And so I have finally finished a book! Limping past the grand stand, far behind my fellow horses. But after six busy days, my 560-page tome has moved from the “read these books” stack to the “read these books” stack (homonyms, deal with it visual brains!).
Kim Stanley Robinson’s space epic 2312 (which I always found myself pronouncing as Two Three One Two for some reason, never as Twenty-three Twelve, which I’m sure was the intended title) took me from the slopes of Olympus Mons on Mars to the beautiful canals of New York (think Venice, but four storeys up the side of the Chrysler building), from surfing on the ice rings of Saturn to fleeing the murderous sun at Mercury’s terminator, and through countless terraria (asteroids which have been hollowed out and filled with every conceivable biome, as arks for the extinguished wildlife of Earth—the Planet of Sadness—which now has 11 billion inhabitants). Like every visionary sci-fi epic, 2312 devotes most of its time to world-building, but this is not to the novel’s detriment.
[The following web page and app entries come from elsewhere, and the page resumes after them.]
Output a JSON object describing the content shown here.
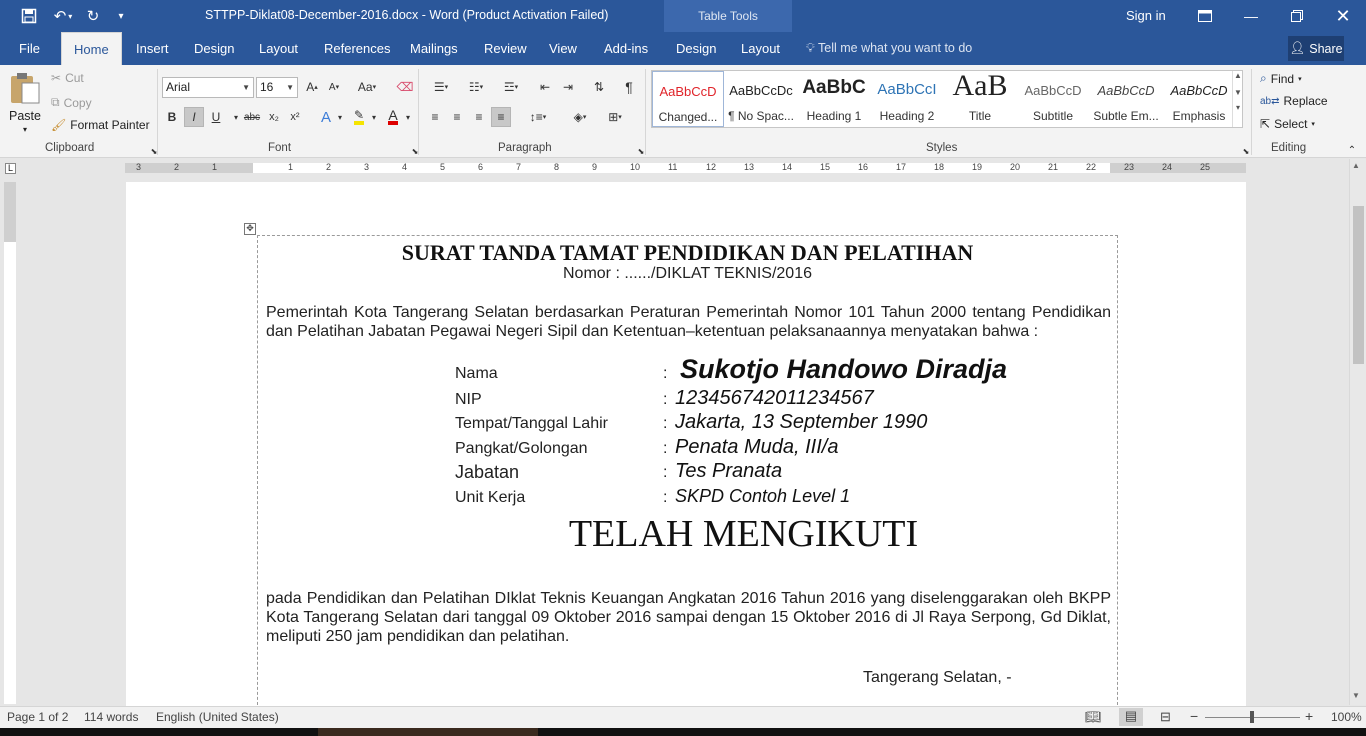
{
  "titlebar": {
    "doc_title": "STTPP-Diklat08-December-2016.docx  -  Word (Product Activation Failed)",
    "table_tools": "Table Tools",
    "sign_in": "Sign in",
    "share": "Share"
  },
  "tabs": [
    "File",
    "Home",
    "Insert",
    "Design",
    "Layout",
    "References",
    "Mailings",
    "Review",
    "View",
    "Add-ins",
    "Design",
    "Layout"
  ],
  "tell_me": "Tell me what you want to do",
  "clipboard": {
    "paste": "Paste",
    "cut": "Cut",
    "copy": "Copy",
    "format_painter": "Format Painter",
    "label": "Clipboard"
  },
  "font": {
    "name": "Arial",
    "size": "16",
    "label": "Font",
    "bold": "B",
    "italic": "I",
    "underline": "U",
    "strike": "abc",
    "sub": "x₂",
    "sup": "x²",
    "case": "Aa"
  },
  "paragraph": {
    "label": "Paragraph"
  },
  "styles": {
    "label": "Styles",
    "items": [
      {
        "preview": "AaBbCcD",
        "name": "Changed...",
        "color": "#e0242a"
      },
      {
        "preview": "AaBbCcDc",
        "name": "¶ No Spac...",
        "color": "#111111"
      },
      {
        "preview": "AaBbC",
        "name": "Heading 1",
        "color": "#111111"
      },
      {
        "preview": "AaBbCcI",
        "name": "Heading 2",
        "color": "#2e74b5"
      },
      {
        "preview": "AaB",
        "name": "Title",
        "color": "#111111"
      },
      {
        "preview": "AaBbCcD",
        "name": "Subtitle",
        "color": "#666666"
      },
      {
        "preview": "AaBbCcD",
        "name": "Subtle Em...",
        "color": "#444444"
      },
      {
        "preview": "AaBbCcD",
        "name": "Emphasis",
        "color": "#222222"
      }
    ]
  },
  "editing": {
    "find": "Find",
    "replace": "Replace",
    "select": "Select",
    "label": "Editing"
  },
  "ruler_marks": [
    "3",
    "2",
    "1",
    "1",
    "2",
    "3",
    "4",
    "5",
    "6",
    "7",
    "8",
    "9",
    "10",
    "11",
    "12",
    "13",
    "14",
    "15",
    "16",
    "17",
    "18",
    "19",
    "20",
    "21",
    "22",
    "23",
    "24",
    "25"
  ],
  "document": {
    "title": "SURAT TANDA TAMAT PENDIDIKAN DAN PELATIHAN",
    "nomor": "Nomor : ....../DIKLAT TEKNIS/2016",
    "intro": "Pemerintah Kota Tangerang Selatan berdasarkan Peraturan Pemerintah Nomor 101 Tahun 2000 tentang Pendidikan dan Pelatihan Jabatan Pegawai Negeri Sipil dan Ketentuan–ketentuan pelaksanaannya menyatakan bahwa :",
    "fields": [
      {
        "label": "Nama",
        "colon": ":",
        "value": "Sukotjo Handowo Diradja"
      },
      {
        "label": "NIP",
        "colon": ":",
        "value": "123456742011234567"
      },
      {
        "label": "Tempat/Tanggal Lahir",
        "colon": ":",
        "value": "Jakarta, 13 September 1990"
      },
      {
        "label": "Pangkat/Golongan",
        "colon": ":",
        "value": "Penata Muda, III/a"
      },
      {
        "label": "Jabatan",
        "colon": ":",
        "value": "Tes Pranata"
      },
      {
        "label": "Unit Kerja",
        "colon": ":",
        "value": "SKPD Contoh Level 1"
      }
    ],
    "heading2": "TELAH MENGIKUTI",
    "body": "pada Pendidikan dan Pelatihan DIklat Teknis Keuangan Angkatan 2016 Tahun 2016 yang diselenggarakan oleh BKPP Kota Tangerang Selatan dari tanggal 09 Oktober 2016 sampai dengan 15 Oktober 2016 di Jl Raya Serpong, Gd Diklat, meliputi 250 jam pendidikan dan pelatihan.",
    "place": "Tangerang Selatan, -"
  },
  "status": {
    "page": "Page 1 of 2",
    "words": "114 words",
    "language": "English (United States)",
    "zoom": "100%"
  }
}
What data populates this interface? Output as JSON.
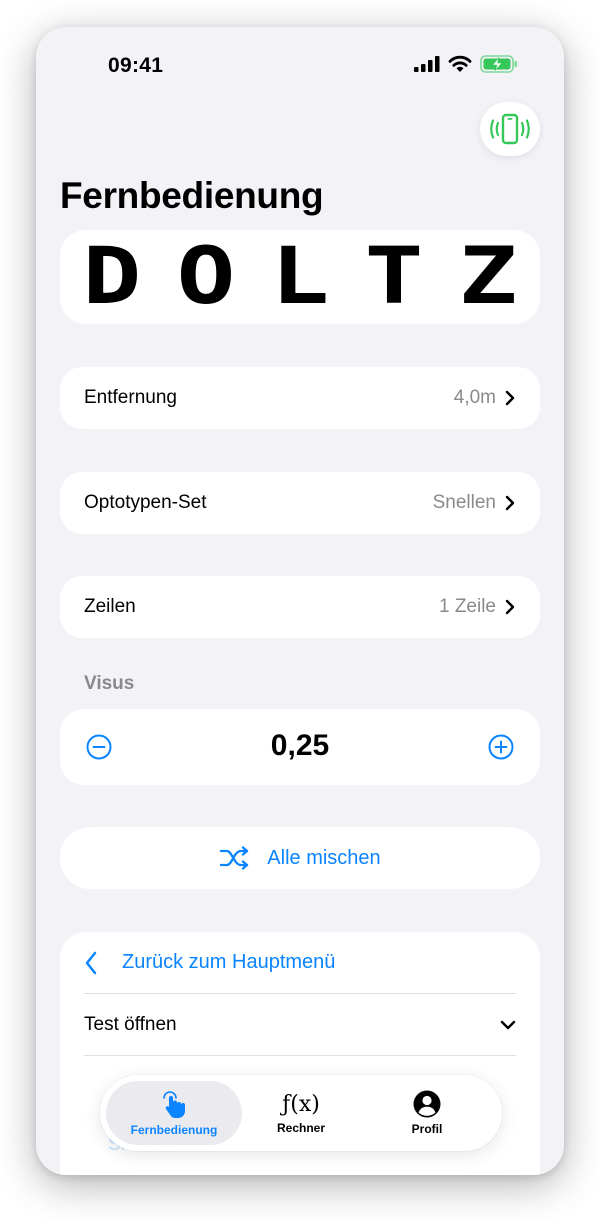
{
  "status": {
    "time": "09:41"
  },
  "header": {
    "title": "Fernbedienung"
  },
  "optotypes": [
    "D",
    "O",
    "L",
    "T",
    "Z"
  ],
  "settings": {
    "distance": {
      "label": "Entfernung",
      "value": "4,0m"
    },
    "optotype_set": {
      "label": "Optotypen-Set",
      "value": "Snellen"
    },
    "lines": {
      "label": "Zeilen",
      "value": "1 Zeile"
    }
  },
  "visus": {
    "section_label": "Visus",
    "value": "0,25"
  },
  "shuffle": {
    "label": "Alle mischen"
  },
  "menu": {
    "back_label": "Zurück zum Hauptmenü",
    "test_label": "Test öffnen",
    "faded_item": "Snellen"
  },
  "tabs": [
    {
      "label": "Fernbedienung",
      "icon": "tap-hand-icon",
      "active": true
    },
    {
      "label": "Rechner",
      "icon": "function-icon",
      "glyph": "ƒ(x)"
    },
    {
      "label": "Profil",
      "icon": "person-circle-icon"
    }
  ],
  "colors": {
    "accent": "#0a84ff",
    "background": "#f2f2f7",
    "battery": "#34c759"
  }
}
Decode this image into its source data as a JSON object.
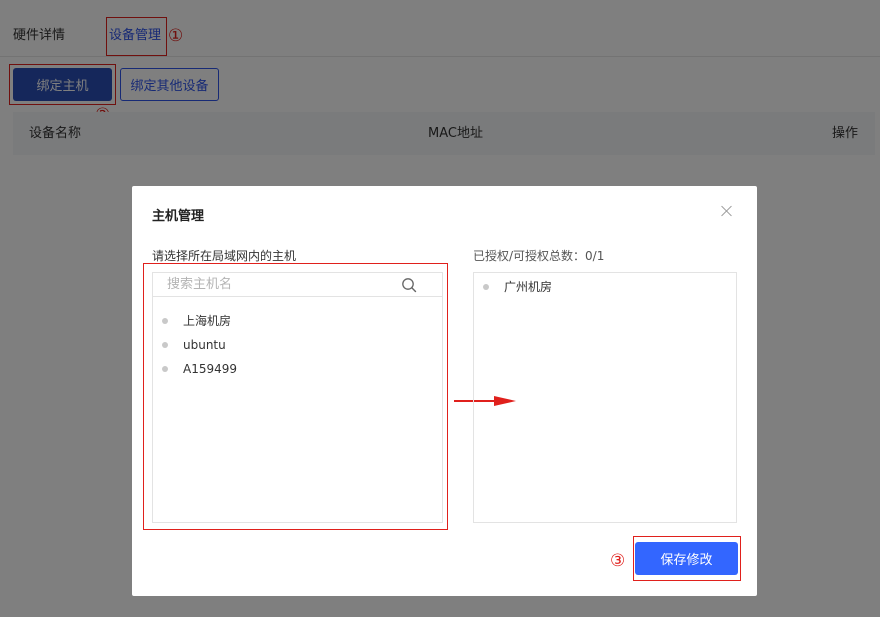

The novel is full of clever references (performance art pieces are called “abramovics” and when you’re shrewdly forming deductions you are “mycrofting”), beautiful descriptions of the solar system, fascinating speculations on cultural changes and future technology, and tons of throwaway mentions of in-universe practices and artifacts (longevity treatments! double-locking penises and vaginas because everyone in space is polygender! bird and cat brain cells implanted in humans so they can trill and purr!) that could easily form entire books of their own.
Our focal character is Swan Er Hong, a terrarium-designer turned performance artist whose city, Terminator, is destroyed in a mysterious attack at the novel’s outset. Swan is a 135 year-old gynandromorph (has both boy parts and girl parts, and has both mothered and fathered children) with a qube (quantum computer) named Pauline implanted behind her ear and a tendency to do irrational things to shock the otherwise dull characters.
The only real clunker in this book is the plot, which sets itself up as a high-stakes mystery (who destroyed Terminator? why?) then stumbles through a long middle section where everyone seems to stop caring about this issue (including an appropriately gruelling segment where Swan and her boo Wahram slowly fall for each other as they walk in a maintenance tunnel underneath Mercury’s surface halfway around the planet, oh and did I mention they’re dying of radiation poisoning?). The mystery gets neatly wrapped up in the last 100 pages, and the feeling of possibly world-ending stakes that loom in the initial threat never really comes back, mostly because after the first shock, the characters don’t ever seem to convey any kind of fear or worry or rage or terror about the problem—they know that it will be solved by the end of the book. Maybe it’s a consequence of all living in their second centuries, but none of the characters seem in a hurry to get anywhere, and neither does the book. Swan and company wander around the solar system, pursuing leads, but they spend weeks at a time lawn bowling and following wolves inside the travelling terraria, and no sense of haste or suspense is allowed to build.
Aside from the excellent world-building and mediocre plot and pacing, the book deals (as all good sci-fi epics must) with engaging philosophical discussions of humanity, transhumanism, gender, history, environmentalism and terraforming, and the experience of life in a vast universe. The thing I find myself repeating the most when I talk about this book to my friends and family is Wahram’s ponderings on the pseudoiterative, the phenomenon that life repeats itself day after day in identical iterations of a single theme (especially if you’re 113), but that it is “pseudo” because true replicability is false. Except when you’re in a concrete tunnel underneath the surface of a planet made of grey, featureless rock and literally walking around to the other side to escape the sun, which will vapourize you instantly if you go to the surface. Then it’s pretty iterative.
Altogether, Two Three One Two (I’m sticking with my pronunciation, no matter what anyone says) was a good read and well worth my time. What it lacked in identifiable characters and emotional plot twists, it made up for in awesome and cool setting and speculative technology and society and existential questions. This was a book that made my brain give a satisfying burp but left my heart starving to death. Next another sci-fi book which is sure to do the same, but so far it sounds like it was written for 12 year-olds so it will breeze by (watch my post my next blog a week from now). James Bond Will Return in: The Man Who Folded Himself by David Gerrold.